Reply

9 deepali

I like a nice mix of instant and delayed gratification. If it’s under $5 and I haven’t done it in a while, I’ll go for it. :)

Reply

10 Ron@TheWisdomJournal

Great post Ryan and very powerful. I’m linking to it is my post that’s coming out in the morning. I wish I had developed your maturity when I was 19. It took me quite a while longer. Better late than never, though!:)

Reply

11 Ryan

Thanks for the kind words, Ron. I’m not 100% sure it was wisdom, or fear of being broke! But it worked out well for me in the end. Links are always appreciated. :)

Reply

12 Grace

For years I was into Chevy Blazers. Leased a new one every 3 years or so. But what I REALLY wanted was a Z3, and then a Z4. Didn’t need it. Just wanted it.

And now? In a Chevy Impala.

Why don’t they make a Z4 with a tag-along trailor, or at least a trunk? :-)

Good post! Thanks. G.

Reply

13 Ann

I had always wanted a luxury import car. After years of buying Hyundais and other used cars, in 2008 when the car market was plummeting I bought a new Saab 9-3 turbo with a 0% interest financing.

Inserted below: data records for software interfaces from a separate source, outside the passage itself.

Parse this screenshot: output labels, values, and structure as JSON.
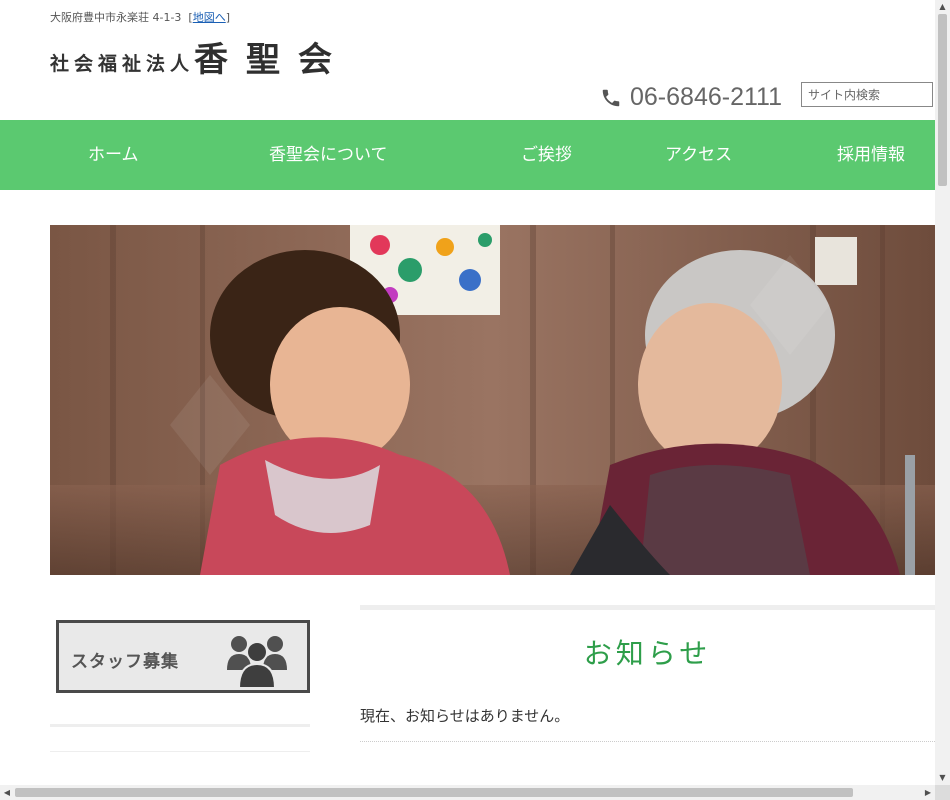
{
  "header": {
    "address": "大阪府豊中市永楽荘 4-1-3",
    "map_link": "地図へ",
    "logo_prefix": "社会福祉法人",
    "logo_name": "香聖会",
    "phone": "06-6846-2111",
    "search_placeholder": "サイト内検索"
  },
  "nav": {
    "items": [
      {
        "label": "ホーム"
      },
      {
        "label": "香聖会について"
      },
      {
        "label": "ご挨拶"
      },
      {
        "label": "アクセス"
      },
      {
        "label": "採用情報"
      }
    ]
  },
  "sidebar": {
    "staff_banner": "スタッフ募集"
  },
  "news": {
    "title": "お知らせ",
    "body": "現在、お知らせはありません。"
  },
  "colors": {
    "nav_bg": "#5bc970",
    "news_title": "#2e9e4a"
  }
}
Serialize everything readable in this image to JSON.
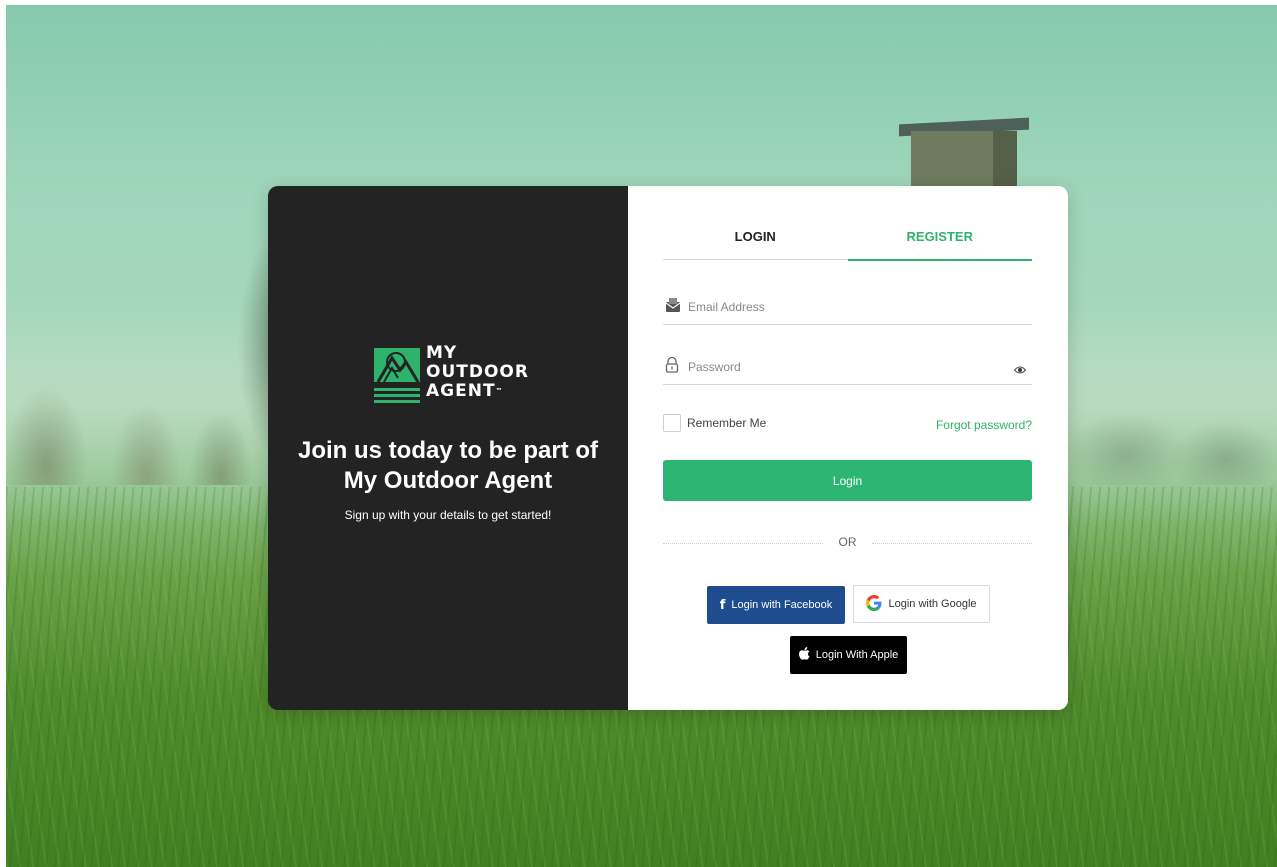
{
  "brand": {
    "logo_line1": "MY",
    "logo_line2": "OUTDOOR",
    "logo_line3": "AGENT",
    "logo_tm": "™",
    "accent_color": "#2db36b"
  },
  "left_panel": {
    "headline_line1": "Join us today to be part of",
    "headline_line2": "My Outdoor Agent",
    "subline": "Sign up with your details to get started!"
  },
  "tabs": [
    {
      "label": "LOGIN",
      "active": false
    },
    {
      "label": "REGISTER",
      "active": true
    }
  ],
  "form": {
    "email": {
      "placeholder": "Email Address",
      "value": "",
      "icon": "envelope-icon"
    },
    "password": {
      "placeholder": "Password",
      "value": "",
      "icon": "lock-icon",
      "toggle_icon": "eye-icon"
    },
    "remember_label": "Remember Me",
    "remember_checked": false,
    "forgot_label": "Forgot password?",
    "submit_label": "Login",
    "divider_label": "OR"
  },
  "social": {
    "facebook": {
      "label": "Login with Facebook",
      "icon": "facebook-icon",
      "color": "#1e4c8f"
    },
    "google": {
      "label": "Login with Google",
      "icon": "google-icon"
    },
    "apple": {
      "label": "Login With Apple",
      "icon": "apple-icon",
      "color": "#000000"
    }
  }
}
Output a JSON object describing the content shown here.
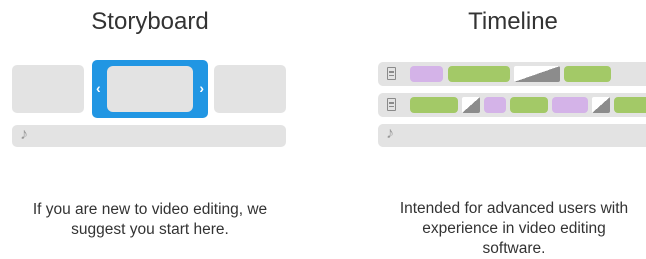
{
  "storyboard": {
    "title": "Storyboard",
    "description_line1": "If you are new to video editing, we",
    "description_line2": "suggest you start here.",
    "chevron_left": "‹",
    "chevron_right": "›",
    "note_glyph": "♪",
    "accent_color": "#2196e3"
  },
  "timeline": {
    "title": "Timeline",
    "description_line1": "Intended for advanced users with",
    "description_line2": "experience in video editing",
    "description_line3": "software.",
    "note_glyph": "♪",
    "clip_colors": {
      "purple": "#d4b3e8",
      "green": "#a3c967"
    }
  }
}
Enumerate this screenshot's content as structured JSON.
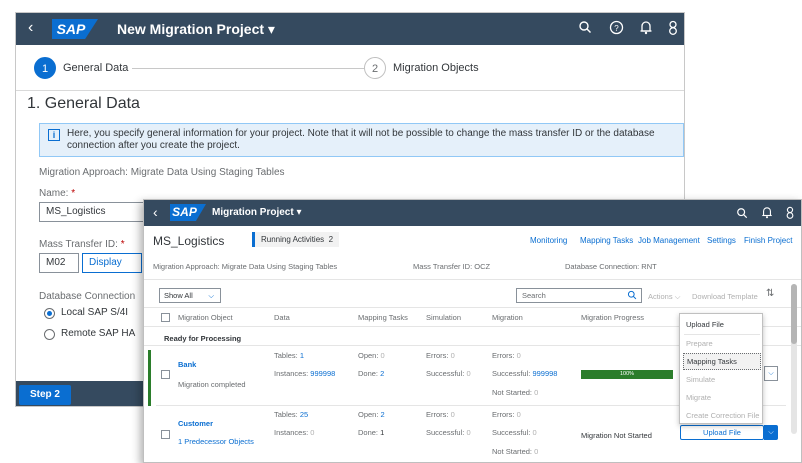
{
  "back_window": {
    "title": "New Migration Project ▾",
    "logo": "SAP",
    "back_icon": "‹",
    "shell_icons": [
      "search-icon",
      "help-icon",
      "bell-icon",
      "user-icon"
    ],
    "wizard": {
      "steps": [
        {
          "number": "1",
          "label": "General Data"
        },
        {
          "number": "2",
          "label": "Migration Objects"
        }
      ]
    },
    "section_title": "1. General Data",
    "info_text": "Here, you specify general information for your project. Note that it will not be possible to change the mass transfer ID or the database connection after you create the project.",
    "approach": "Migration Approach: Migrate Data Using Staging Tables",
    "name_label": "Name:",
    "name_required": "*",
    "name_value": "MS_Logistics",
    "mass_transfer_label": "Mass Transfer ID:",
    "mass_transfer_required": "*",
    "mass_transfer_value": "M02",
    "display_label": "Display",
    "db_connection_label": "Database Connection",
    "radio_local": "Local SAP S/4I",
    "radio_remote": "Remote SAP HA",
    "footer_button": "Step 2"
  },
  "front_window": {
    "title": "Migration Project ▾",
    "logo": "SAP",
    "back_icon": "‹",
    "project_name": "MS_Logistics",
    "running_label": "Running Activities",
    "running_count": "2",
    "top_links": [
      "Monitoring",
      "Mapping Tasks",
      "Job Management",
      "Settings",
      "Finish Project"
    ],
    "approach": "Migration Approach: Migrate Data Using Staging Tables",
    "mass_transfer": "Mass Transfer ID: OCZ",
    "db_connection": "Database Connection: RNT",
    "filter_value": "Show All",
    "search_placeholder": "Search",
    "actions_label": "Actions",
    "download_label": "Download Template",
    "columns": [
      "Migration Object",
      "Data",
      "Mapping Tasks",
      "Simulation",
      "Migration",
      "Migration Progress"
    ],
    "group_label": "Ready for Processing",
    "rows": [
      {
        "object": "Bank",
        "subtitle": "Migration completed",
        "tables_label": "Tables:",
        "tables": "1",
        "instances_label": "Instances:",
        "instances": "999998",
        "open_label": "Open:",
        "open": "0",
        "done_label": "Done:",
        "done": "2",
        "errors_label": "Errors:",
        "errors": "0",
        "successful_label": "Successful:",
        "successful": "0",
        "mig_errors_label": "Errors:",
        "mig_errors": "0",
        "mig_successful_label": "Successful:",
        "mig_successful": "999998",
        "not_started_label": "Not Started:",
        "not_started": "0",
        "progress_percent": 100,
        "progress_label": "100%"
      },
      {
        "object": "Customer",
        "subtitle": "1 Predecessor Objects",
        "tables_label": "Tables:",
        "tables": "25",
        "instances_label": "Instances:",
        "instances": "0",
        "open_label": "Open:",
        "open": "2",
        "done_label": "Done:",
        "done": "1",
        "errors_label": "Errors:",
        "errors": "0",
        "successful_label": "Successful:",
        "successful": "0",
        "mig_errors_label": "Errors:",
        "mig_errors": "0",
        "mig_successful_label": "Successful:",
        "mig_successful": "0",
        "not_started_label": "Not Started:",
        "not_started": "0",
        "progress_text": "Migration Not Started"
      }
    ],
    "upload_button": "Upload File",
    "menu_items": [
      "Upload File",
      "Prepare",
      "Mapping Tasks",
      "Simulate",
      "Migrate",
      "Create Correction File"
    ]
  }
}
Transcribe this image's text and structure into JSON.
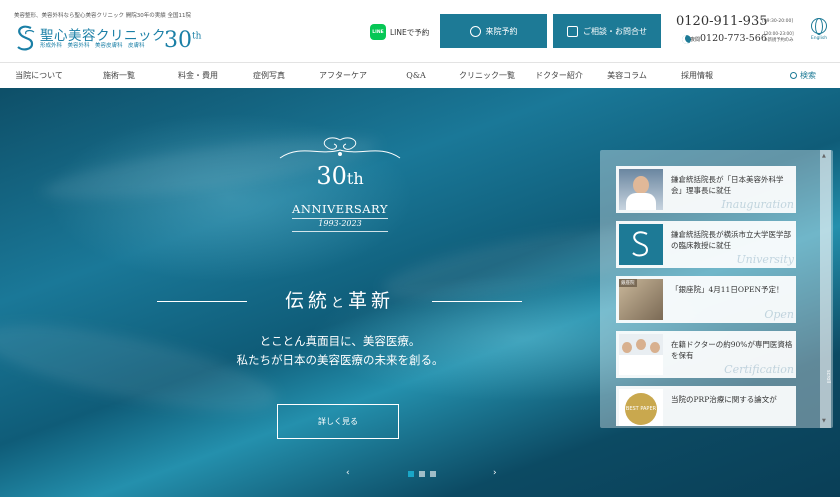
{
  "header": {
    "tagline": "美容整形、美容外科なら聖心美容クリニック 開院30年の実績 全国11院",
    "logo_name": "聖心美容クリニック",
    "logo_sub": "形成外科　美容外科　美容皮膚科　皮膚科",
    "logo_anniv": "30",
    "logo_anniv_suffix": "th",
    "line_label": "LINEで予約",
    "line_icon_text": "LINE",
    "reserve_label": "来院予約",
    "consult_label": "ご相談・お問合せ",
    "phone_main": "0120-911-935",
    "phone_main_hours": "[09:30-20:00]",
    "phone_night_label": "夜間",
    "phone_night": "0120-773-566",
    "phone_night_hours": "[20:00-23:00]",
    "phone_night_note": "※新規予約のみ",
    "english_label": "English"
  },
  "nav": {
    "items": [
      "当院について",
      "施術一覧",
      "料金・費用",
      "症例写真",
      "アフターケア",
      "Q&A",
      "クリニック一覧",
      "ドクター紹介",
      "美容コラム",
      "採用情報"
    ],
    "search_label": "検索"
  },
  "hero": {
    "anniv_number": "30",
    "anniv_suffix": "th",
    "anniv_word": "ANNIVERSARY",
    "anniv_years": "1993-2023",
    "headline_a": "伝統",
    "headline_to": "と",
    "headline_b": "革新",
    "copy_line1": "とことん真面目に、美容医療。",
    "copy_line2": "私たちが日本の美容医療の未来を創る。",
    "more_label": "詳しく見る",
    "prev_arrow": "‹",
    "next_arrow": "›",
    "slide_count": 3,
    "active_slide": 1
  },
  "news": {
    "scroll_label": "scroll",
    "items": [
      {
        "text": "鎌倉統括院長が「日本美容外科学会」理事長に就任",
        "tag": "Inauguration"
      },
      {
        "text": "鎌倉統括院長が横浜市立大学医学部の臨床教授に就任",
        "tag": "University"
      },
      {
        "text": "「銀座院」4月11日OPEN予定！",
        "tag": "Open",
        "badge": "銀座院"
      },
      {
        "text": "在籍ドクターの約90%が専門医資格を保有",
        "tag": "Certification"
      },
      {
        "text": "当院のPRP治療に関する論文が",
        "tag": "",
        "badge": "BEST PAPER"
      }
    ]
  },
  "colors": {
    "brand": "#1d7a96",
    "hero_dark": "#0a3f57",
    "line_green": "#06c755",
    "active_dot": "#1aa6c7"
  }
}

This made for an affordable payment for me and since I plan on keeping the car until it dies I have had the pleasure of owning and driving a new luxury car, and also the security of being the original owner and knowing all the proper maintenance has been done on it so it can last a long time… can’t ask for anything more :) I’m glad I waited for the right opportunity.

Reply

14 Adam

I just wanted to mention something that you didn’t. There’s another hidden benefit of delayed gratification: you get to buy something better than what you originally wanted.

For instance, say you bought that new car at 19 instead of years later. Well, it would be several years older by the time you ACTUALLY bought it! Or that late-model Bimmer. Given a few more years, a NEWER Bimmer will cost the same as the one you had been looking at.

Now, I’m a total car nut, so I love about a thousand of them, and an E36 is an E36, and could never be replaced with an E46. But as cars age, the ability to spend a bit more on the right one will net you a much better quality car. Let’s say you have your eye on an E36, but it’s $10k. You save for five years, and now you’ve got $10k in your pocket. The average E36 is only $5k now! But the REALLY NICE E36, with low miles, in perfect condition, is $9995. You’ll get a much nicer car buying the $9995 E36 than buying one that is just average, especially if it’s more than 10 years old.

Reply

Leave a Comment

Previous post:

Next post:

.